■ What you are asked to do
All of the records must be repeated exactly as they read.

Data records
···
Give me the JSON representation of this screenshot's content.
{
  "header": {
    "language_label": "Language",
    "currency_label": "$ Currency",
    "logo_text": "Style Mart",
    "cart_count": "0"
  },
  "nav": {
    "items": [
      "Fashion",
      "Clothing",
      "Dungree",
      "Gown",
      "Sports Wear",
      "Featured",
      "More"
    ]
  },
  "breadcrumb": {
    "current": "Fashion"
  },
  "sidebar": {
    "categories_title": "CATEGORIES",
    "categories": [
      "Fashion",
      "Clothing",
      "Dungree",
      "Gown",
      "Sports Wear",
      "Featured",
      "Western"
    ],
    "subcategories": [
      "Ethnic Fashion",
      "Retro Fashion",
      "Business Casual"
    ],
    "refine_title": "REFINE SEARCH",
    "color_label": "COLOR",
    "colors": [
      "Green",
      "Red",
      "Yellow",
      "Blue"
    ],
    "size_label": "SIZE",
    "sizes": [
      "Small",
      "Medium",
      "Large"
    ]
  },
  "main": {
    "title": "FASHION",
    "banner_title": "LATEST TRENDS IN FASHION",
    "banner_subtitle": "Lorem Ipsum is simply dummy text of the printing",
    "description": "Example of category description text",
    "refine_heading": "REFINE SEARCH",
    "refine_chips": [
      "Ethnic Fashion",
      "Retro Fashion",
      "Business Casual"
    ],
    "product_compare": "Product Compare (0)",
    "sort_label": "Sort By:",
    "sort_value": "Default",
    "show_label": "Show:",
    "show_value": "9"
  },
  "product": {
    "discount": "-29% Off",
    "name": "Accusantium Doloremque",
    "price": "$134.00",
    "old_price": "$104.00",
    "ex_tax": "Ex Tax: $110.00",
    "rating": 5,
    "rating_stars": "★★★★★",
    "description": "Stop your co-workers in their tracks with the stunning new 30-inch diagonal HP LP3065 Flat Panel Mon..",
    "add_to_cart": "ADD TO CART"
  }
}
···
■ Result below
Give me the JSON representation of this screenshot's content.
{
  "header": {
    "language_label": "Language",
    "currency_label": "$ Currency",
    "logo_text": "Style Mart",
    "cart_count": "0"
  },
  "nav": {
    "items": [
      "Fashion",
      "Clothing",
      "Dungree",
      "Gown",
      "Sports Wear",
      "Featured",
      "More"
    ]
  },
  "breadcrumb": {
    "current": "Fashion"
  },
  "sidebar": {
    "categories_title": "CATEGORIES",
    "categories": [
      "Fashion",
      "Clothing",
      "Dungree",
      "Gown",
      "Sports Wear",
      "Featured",
      "Western"
    ],
    "subcategories": [
      "Ethnic Fashion",
      "Retro Fashion",
      "Business Casual"
    ],
    "refine_title": "REFINE SEARCH",
    "color_label": "COLOR",
    "colors": [
      "Green",
      "Red",
      "Yellow",
      "Blue"
    ],
    "size_label": "SIZE",
    "sizes": [
      "Small",
      "Medium",
      "Large"
    ]
  },
  "main": {
    "title": "FASHION",
    "banner_title": "LATEST TRENDS IN FASHION",
    "banner_subtitle": "Lorem Ipsum is simply dummy text of the printing",
    "description": "Example of category description text",
    "refine_heading": "REFINE SEARCH",
    "refine_chips": [
      "Ethnic Fashion",
      "Retro Fashion",
      "Business Casual"
    ],
    "product_compare": "Product Compare (0)",
    "sort_label": "Sort By:",
    "sort_value": "Default",
    "show_label": "Show:",
    "show_value": "9"
  },
  "product": {
    "discount": "-29% Off",
    "name": "Accusantium Doloremque",
    "price": "$134.00",
    "old_price": "$104.00",
    "ex_tax": "Ex Tax: $110.00",
    "rating": 5,
    "rating_stars": "★★★★★",
    "description": "Stop your co-workers in their tracks with the stunning new 30-inch diagonal HP LP3065 Flat Panel Mon..",
    "add_to_cart": "ADD TO CART"
  }
}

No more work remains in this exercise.